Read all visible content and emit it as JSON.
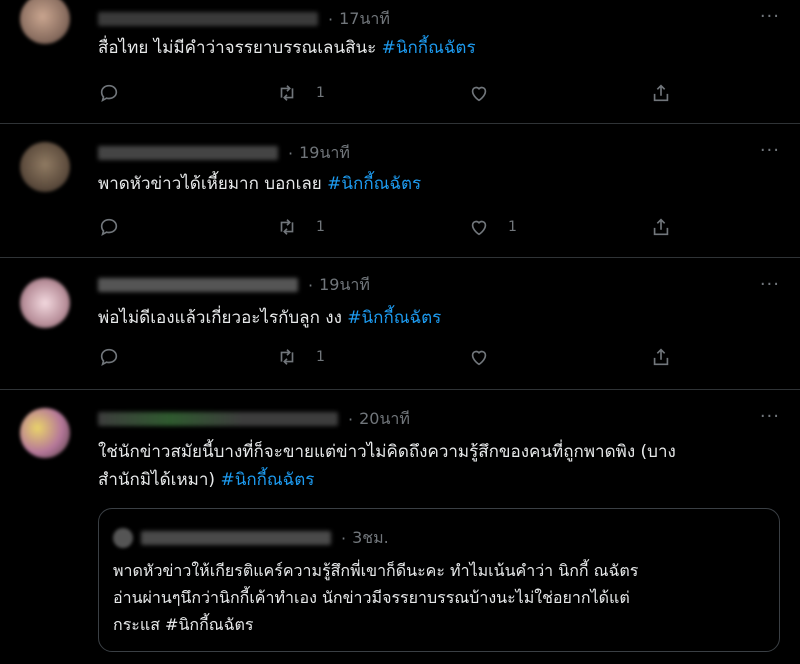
{
  "tweets": [
    {
      "time": "17นาที",
      "text": "สื่อไทย ไม่มีคำว่าจรรยาบรรณเลนสินะ",
      "hashtag": "#นิกกี้ณฉัตร",
      "retweets": "1",
      "likes": "",
      "avatar_color": "#a08070"
    },
    {
      "time": "19นาที",
      "text": "พาดหัวข่าวได้เหี้ยมาก บอกเลย ",
      "hashtag": "#นิกกี้ณฉัตร",
      "retweets": "1",
      "likes": "1",
      "avatar_color": "#6b5a48"
    },
    {
      "time": "19นาที",
      "text": "พ่อไม่ดีเองแล้วเกี่ยวอะไรกับลูก งง",
      "hashtag": "#นิกกี้ณฉัตร",
      "retweets": "1",
      "likes": "",
      "avatar_color": "#d6bcc4"
    },
    {
      "time": "20นาที",
      "text_line1": "ใช่นักข่าวสมัยนี้บางที่ก็จะขายแต่ข่าวไม่คิดถึงความรู้สึกของคนที่ถูกพาดพิง (บาง",
      "text_line2": "สำนักมิได้เหมา)",
      "hashtag": "#นิกกี้ณฉัตร",
      "avatar_color": "#b7a27a"
    }
  ],
  "quote": {
    "time": "3ชม.",
    "line1": "พาดหัวข่าวให้เกียรติแคร์ความรู้สึกพี่เขาก็ดีนะคะ ทำไมเน้นคำว่า นิกกี้ ณฉัตร",
    "line2": "อ่านผ่านๆนึกว่านิกกี้เค้าทำเอง นักข่าวมีจรรยาบรรณบ้างนะไม่ใช่อยากได้แต่",
    "line3": "กระแส #นิกกี้ณฉัตร"
  },
  "ui": {
    "more": "···",
    "dot": "·"
  },
  "colors": {
    "background": "#000000",
    "text": "#e7e9ea",
    "muted": "#71767b",
    "hashtag": "#1d9bf0",
    "divider": "#2f3336"
  }
}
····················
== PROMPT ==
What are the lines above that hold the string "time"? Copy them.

== ANSWER SECTION ==
      "time": "17นาที",
      "time": "19นาที",
      "time": "19นาที",
      "time": "20นาที",
    "time": "3ชม.",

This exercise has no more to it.